Given data:
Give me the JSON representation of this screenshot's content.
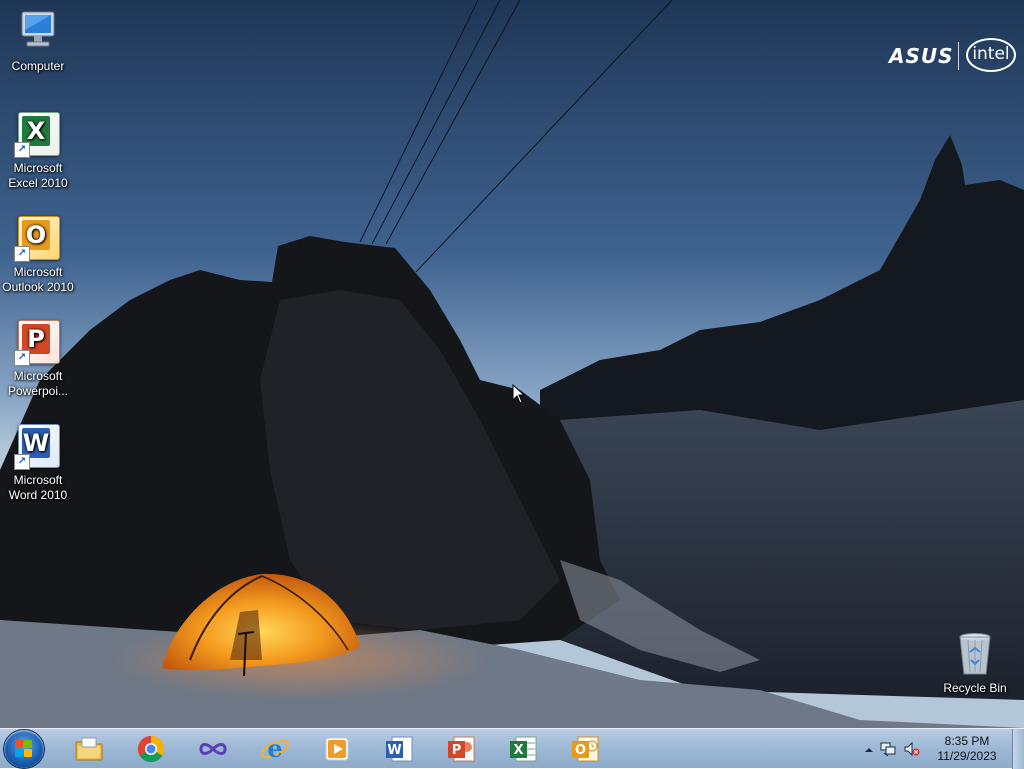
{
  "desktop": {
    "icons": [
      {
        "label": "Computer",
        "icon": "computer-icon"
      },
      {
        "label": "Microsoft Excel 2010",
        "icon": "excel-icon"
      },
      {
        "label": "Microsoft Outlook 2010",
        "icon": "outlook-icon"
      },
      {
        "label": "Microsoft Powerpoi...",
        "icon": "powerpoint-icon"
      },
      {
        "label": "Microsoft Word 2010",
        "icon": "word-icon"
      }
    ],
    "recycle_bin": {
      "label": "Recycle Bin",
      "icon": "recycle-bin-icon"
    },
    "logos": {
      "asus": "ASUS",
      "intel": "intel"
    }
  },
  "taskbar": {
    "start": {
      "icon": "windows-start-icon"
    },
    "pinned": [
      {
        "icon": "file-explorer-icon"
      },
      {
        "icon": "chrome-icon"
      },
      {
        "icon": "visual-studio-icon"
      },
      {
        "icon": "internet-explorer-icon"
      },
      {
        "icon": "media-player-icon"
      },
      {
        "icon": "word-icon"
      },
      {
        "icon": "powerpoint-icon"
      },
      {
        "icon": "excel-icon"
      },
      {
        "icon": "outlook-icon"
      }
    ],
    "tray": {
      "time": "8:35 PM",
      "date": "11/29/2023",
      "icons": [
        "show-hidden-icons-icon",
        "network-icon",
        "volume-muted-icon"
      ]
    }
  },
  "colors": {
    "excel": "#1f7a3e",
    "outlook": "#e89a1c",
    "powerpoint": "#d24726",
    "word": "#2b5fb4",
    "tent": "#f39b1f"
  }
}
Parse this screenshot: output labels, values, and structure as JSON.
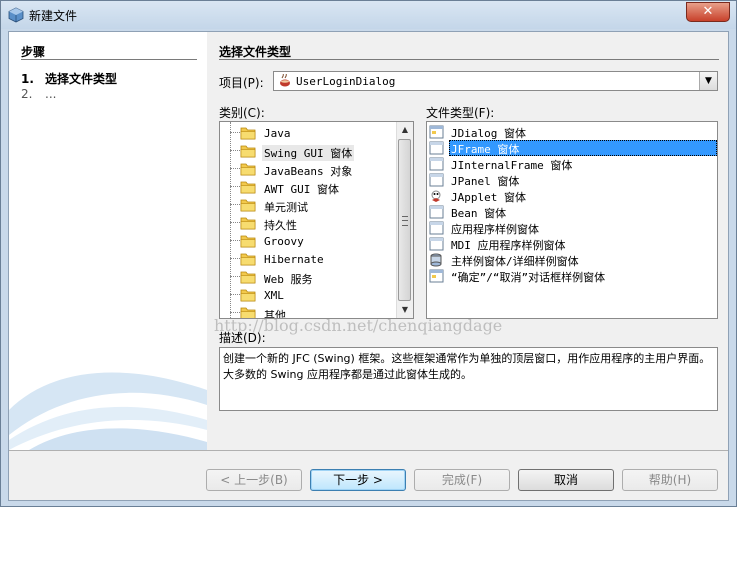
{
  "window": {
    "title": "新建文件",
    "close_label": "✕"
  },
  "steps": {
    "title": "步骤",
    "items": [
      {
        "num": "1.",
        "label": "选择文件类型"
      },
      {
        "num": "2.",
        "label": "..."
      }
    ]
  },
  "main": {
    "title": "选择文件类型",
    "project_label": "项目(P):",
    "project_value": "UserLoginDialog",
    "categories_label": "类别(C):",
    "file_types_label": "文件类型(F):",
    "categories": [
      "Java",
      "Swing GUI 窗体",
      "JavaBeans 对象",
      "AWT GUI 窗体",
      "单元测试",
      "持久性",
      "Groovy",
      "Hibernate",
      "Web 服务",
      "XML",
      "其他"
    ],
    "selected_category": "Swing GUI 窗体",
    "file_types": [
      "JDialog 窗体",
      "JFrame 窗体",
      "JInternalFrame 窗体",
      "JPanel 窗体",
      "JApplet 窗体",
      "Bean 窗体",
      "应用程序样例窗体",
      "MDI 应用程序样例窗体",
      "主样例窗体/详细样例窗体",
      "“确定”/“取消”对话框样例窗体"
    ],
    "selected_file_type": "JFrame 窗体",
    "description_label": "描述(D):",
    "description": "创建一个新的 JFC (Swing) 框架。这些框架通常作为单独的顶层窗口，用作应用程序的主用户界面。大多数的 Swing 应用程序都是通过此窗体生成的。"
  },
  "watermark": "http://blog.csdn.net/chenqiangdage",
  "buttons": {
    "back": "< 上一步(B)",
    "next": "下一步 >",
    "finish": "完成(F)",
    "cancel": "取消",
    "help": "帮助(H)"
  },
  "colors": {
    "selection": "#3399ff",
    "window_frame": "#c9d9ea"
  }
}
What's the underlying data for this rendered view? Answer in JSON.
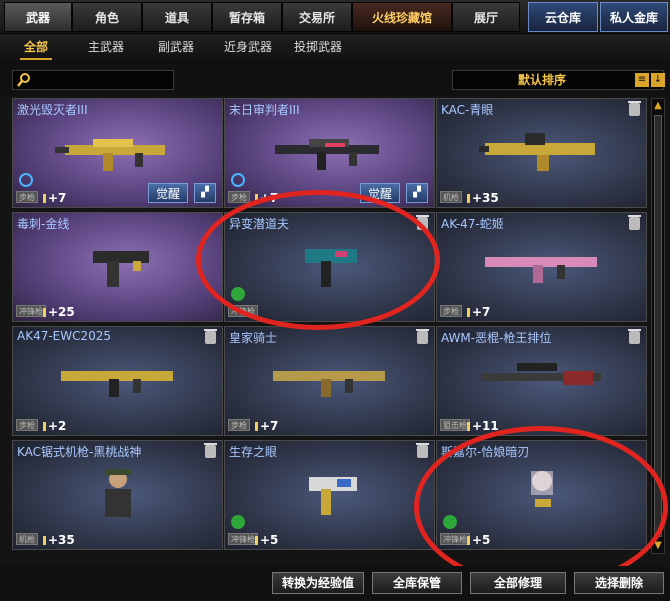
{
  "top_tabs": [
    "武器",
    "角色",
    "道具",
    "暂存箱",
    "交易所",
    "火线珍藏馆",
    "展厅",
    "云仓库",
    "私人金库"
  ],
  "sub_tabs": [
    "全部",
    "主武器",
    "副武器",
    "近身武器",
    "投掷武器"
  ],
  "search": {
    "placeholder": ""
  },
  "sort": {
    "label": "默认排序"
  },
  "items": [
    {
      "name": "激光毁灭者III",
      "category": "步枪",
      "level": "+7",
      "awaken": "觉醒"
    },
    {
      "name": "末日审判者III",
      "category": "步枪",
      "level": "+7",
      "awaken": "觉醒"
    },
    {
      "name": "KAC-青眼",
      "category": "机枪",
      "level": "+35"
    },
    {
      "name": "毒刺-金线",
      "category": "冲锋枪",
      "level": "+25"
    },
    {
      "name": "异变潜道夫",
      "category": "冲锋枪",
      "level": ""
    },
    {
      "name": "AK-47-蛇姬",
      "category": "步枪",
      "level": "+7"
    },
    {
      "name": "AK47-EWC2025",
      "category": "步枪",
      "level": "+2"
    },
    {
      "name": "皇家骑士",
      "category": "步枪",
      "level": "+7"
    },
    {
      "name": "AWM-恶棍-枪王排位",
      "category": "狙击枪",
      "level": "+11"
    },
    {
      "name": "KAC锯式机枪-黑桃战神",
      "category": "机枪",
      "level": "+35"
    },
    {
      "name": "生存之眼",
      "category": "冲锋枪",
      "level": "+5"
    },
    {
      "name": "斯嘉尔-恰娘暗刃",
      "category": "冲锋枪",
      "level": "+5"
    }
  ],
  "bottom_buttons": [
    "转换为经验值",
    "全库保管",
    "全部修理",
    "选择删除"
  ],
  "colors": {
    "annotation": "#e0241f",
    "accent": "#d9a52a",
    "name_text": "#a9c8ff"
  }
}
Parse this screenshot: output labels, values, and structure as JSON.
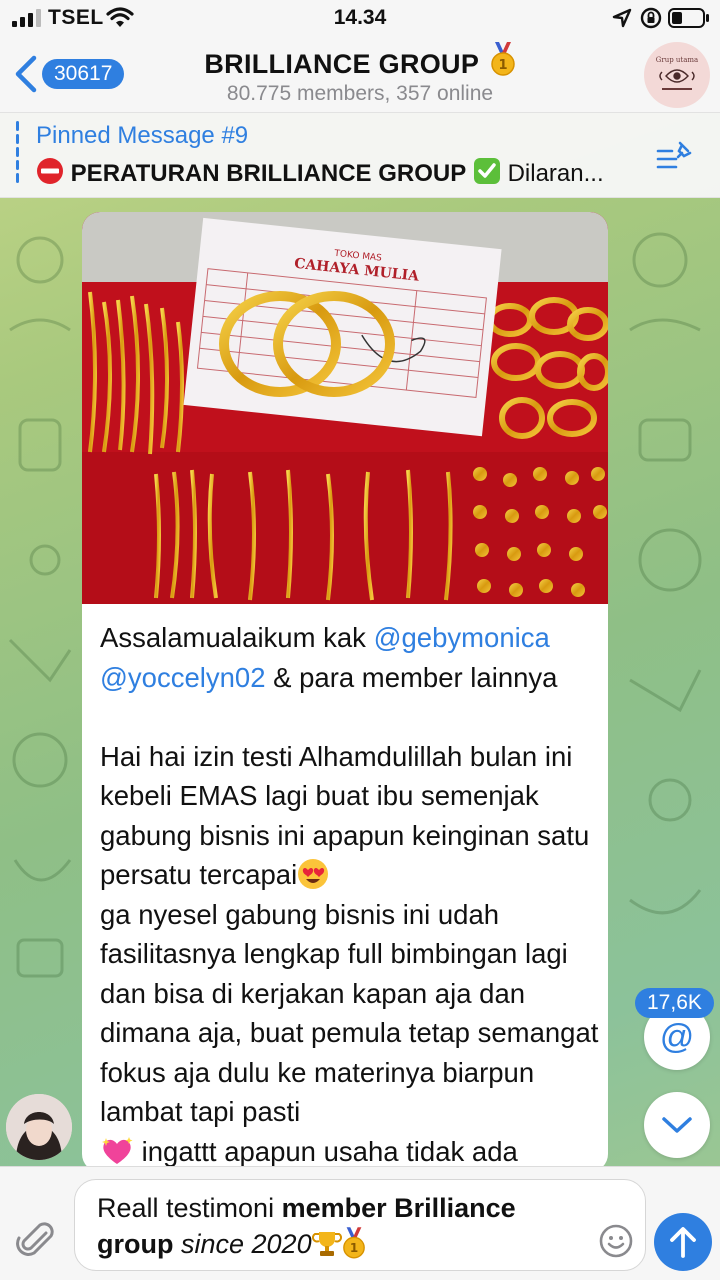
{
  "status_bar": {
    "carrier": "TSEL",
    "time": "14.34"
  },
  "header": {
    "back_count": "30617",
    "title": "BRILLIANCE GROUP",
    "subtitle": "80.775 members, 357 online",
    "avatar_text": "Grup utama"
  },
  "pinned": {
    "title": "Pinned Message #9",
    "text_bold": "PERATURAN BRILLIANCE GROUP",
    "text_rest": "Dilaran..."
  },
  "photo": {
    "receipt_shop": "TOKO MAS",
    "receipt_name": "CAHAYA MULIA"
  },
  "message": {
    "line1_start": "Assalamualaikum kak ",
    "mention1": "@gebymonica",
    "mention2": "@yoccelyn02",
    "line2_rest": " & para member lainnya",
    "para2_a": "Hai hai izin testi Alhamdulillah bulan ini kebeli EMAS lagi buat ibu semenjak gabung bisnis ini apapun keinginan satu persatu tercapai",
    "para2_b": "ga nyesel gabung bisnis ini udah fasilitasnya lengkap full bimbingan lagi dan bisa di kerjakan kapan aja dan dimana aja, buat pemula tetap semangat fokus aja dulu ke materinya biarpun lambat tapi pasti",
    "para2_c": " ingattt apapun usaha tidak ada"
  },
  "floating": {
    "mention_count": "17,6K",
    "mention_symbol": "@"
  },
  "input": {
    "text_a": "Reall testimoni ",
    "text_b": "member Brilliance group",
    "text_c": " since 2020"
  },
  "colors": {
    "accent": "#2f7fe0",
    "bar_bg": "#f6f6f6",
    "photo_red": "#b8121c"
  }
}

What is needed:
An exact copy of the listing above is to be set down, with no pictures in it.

Your solution:
Give me the JSON representation of this screenshot's content.
{
  "desktop": {
    "icons": [
      {
        "label": "Computer",
        "icon": "computer-icon"
      },
      {
        "label": "Microsoft Excel 2010",
        "icon": "excel-icon"
      },
      {
        "label": "Microsoft Outlook 2010",
        "icon": "outlook-icon"
      },
      {
        "label": "Microsoft Powerpoi...",
        "icon": "powerpoint-icon"
      },
      {
        "label": "Microsoft Word 2010",
        "icon": "word-icon"
      }
    ],
    "recycle_bin": {
      "label": "Recycle Bin",
      "icon": "recycle-bin-icon"
    },
    "logos": {
      "asus": "ASUS",
      "intel": "intel"
    }
  },
  "taskbar": {
    "start": {
      "icon": "windows-start-icon"
    },
    "pinned": [
      {
        "icon": "file-explorer-icon"
      },
      {
        "icon": "chrome-icon"
      },
      {
        "icon": "visual-studio-icon"
      },
      {
        "icon": "internet-explorer-icon"
      },
      {
        "icon": "media-player-icon"
      },
      {
        "icon": "word-icon"
      },
      {
        "icon": "powerpoint-icon"
      },
      {
        "icon": "excel-icon"
      },
      {
        "icon": "outlook-icon"
      }
    ],
    "tray": {
      "time": "8:35 PM",
      "date": "11/29/2023",
      "icons": [
        "show-hidden-icons-icon",
        "network-icon",
        "volume-muted-icon"
      ]
    }
  },
  "colors": {
    "excel": "#1f7a3e",
    "outlook": "#e89a1c",
    "powerpoint": "#d24726",
    "word": "#2b5fb4",
    "tent": "#f39b1f"
  }
}
Parse this screenshot: output labels, values, and structure as JSON.
{
  "window": {
    "title": "新建文件",
    "close_label": "✕"
  },
  "steps": {
    "title": "步骤",
    "items": [
      {
        "num": "1.",
        "label": "选择文件类型"
      },
      {
        "num": "2.",
        "label": "..."
      }
    ]
  },
  "main": {
    "title": "选择文件类型",
    "project_label": "项目(P):",
    "project_value": "UserLoginDialog",
    "categories_label": "类别(C):",
    "file_types_label": "文件类型(F):",
    "categories": [
      "Java",
      "Swing GUI 窗体",
      "JavaBeans 对象",
      "AWT GUI 窗体",
      "单元测试",
      "持久性",
      "Groovy",
      "Hibernate",
      "Web 服务",
      "XML",
      "其他"
    ],
    "selected_category": "Swing GUI 窗体",
    "file_types": [
      "JDialog 窗体",
      "JFrame 窗体",
      "JInternalFrame 窗体",
      "JPanel 窗体",
      "JApplet 窗体",
      "Bean 窗体",
      "应用程序样例窗体",
      "MDI 应用程序样例窗体",
      "主样例窗体/详细样例窗体",
      "“确定”/“取消”对话框样例窗体"
    ],
    "selected_file_type": "JFrame 窗体",
    "description_label": "描述(D):",
    "description": "创建一个新的 JFC (Swing) 框架。这些框架通常作为单独的顶层窗口，用作应用程序的主用户界面。大多数的 Swing 应用程序都是通过此窗体生成的。"
  },
  "watermark": "http://blog.csdn.net/chenqiangdage",
  "buttons": {
    "back": "< 上一步(B)",
    "next": "下一步 >",
    "finish": "完成(F)",
    "cancel": "取消",
    "help": "帮助(H)"
  },
  "colors": {
    "selection": "#3399ff",
    "window_frame": "#c9d9ea"
  }
}
What's the underlying data for this rendered view? Answer in JSON.
{
  "top_tabs": [
    "武器",
    "角色",
    "道具",
    "暂存箱",
    "交易所",
    "火线珍藏馆",
    "展厅",
    "云仓库",
    "私人金库"
  ],
  "sub_tabs": [
    "全部",
    "主武器",
    "副武器",
    "近身武器",
    "投掷武器"
  ],
  "search": {
    "placeholder": ""
  },
  "sort": {
    "label": "默认排序"
  },
  "items": [
    {
      "name": "激光毁灭者III",
      "category": "步枪",
      "level": "+7",
      "awaken": "觉醒"
    },
    {
      "name": "末日审判者III",
      "category": "步枪",
      "level": "+7",
      "awaken": "觉醒"
    },
    {
      "name": "KAC-青眼",
      "category": "机枪",
      "level": "+35"
    },
    {
      "name": "毒刺-金线",
      "category": "冲锋枪",
      "level": "+25"
    },
    {
      "name": "异变潜道夫",
      "category": "冲锋枪",
      "level": ""
    },
    {
      "name": "AK-47-蛇姬",
      "category": "步枪",
      "level": "+7"
    },
    {
      "name": "AK47-EWC2025",
      "category": "步枪",
      "level": "+2"
    },
    {
      "name": "皇家骑士",
      "category": "步枪",
      "level": "+7"
    },
    {
      "name": "AWM-恶棍-枪王排位",
      "category": "狙击枪",
      "level": "+11"
    },
    {
      "name": "KAC锯式机枪-黑桃战神",
      "category": "机枪",
      "level": "+35"
    },
    {
      "name": "生存之眼",
      "category": "冲锋枪",
      "level": "+5"
    },
    {
      "name": "斯嘉尔-恰娘暗刃",
      "category": "冲锋枪",
      "level": "+5"
    }
  ],
  "bottom_buttons": [
    "转换为经验值",
    "全库保管",
    "全部修理",
    "选择删除"
  ],
  "colors": {
    "annotation": "#e0241f",
    "accent": "#d9a52a",
    "name_text": "#a9c8ff"
  }
}
Parse this screenshot: output labels, values, and structure as JSON.
{
  "status_bar": {
    "carrier": "TSEL",
    "time": "14.34"
  },
  "header": {
    "back_count": "30617",
    "title": "BRILLIANCE GROUP",
    "subtitle": "80.775 members, 357 online",
    "avatar_text": "Grup utama"
  },
  "pinned": {
    "title": "Pinned Message #9",
    "text_bold": "PERATURAN BRILLIANCE GROUP",
    "text_rest": "Dilaran..."
  },
  "photo": {
    "receipt_shop": "TOKO MAS",
    "receipt_name": "CAHAYA MULIA"
  },
  "message": {
    "line1_start": "Assalamualaikum kak ",
    "mention1": "@gebymonica",
    "mention2": "@yoccelyn02",
    "line2_rest": " & para member lainnya",
    "para2_a": "Hai hai izin testi Alhamdulillah bulan ini kebeli EMAS lagi buat ibu semenjak gabung bisnis ini apapun keinginan satu persatu tercapai",
    "para2_b": "ga nyesel gabung bisnis ini udah fasilitasnya lengkap full bimbingan lagi dan bisa di kerjakan kapan aja dan dimana aja, buat pemula tetap semangat fokus aja dulu ke materinya biarpun lambat tapi pasti",
    "para2_c": " ingattt apapun usaha tidak ada"
  },
  "floating": {
    "mention_count": "17,6K",
    "mention_symbol": "@"
  },
  "input": {
    "text_a": "Reall testimoni ",
    "text_b": "member Brilliance group",
    "text_c": " since 2020"
  },
  "colors": {
    "accent": "#2f7fe0",
    "bar_bg": "#f6f6f6",
    "photo_red": "#b8121c"
  }
}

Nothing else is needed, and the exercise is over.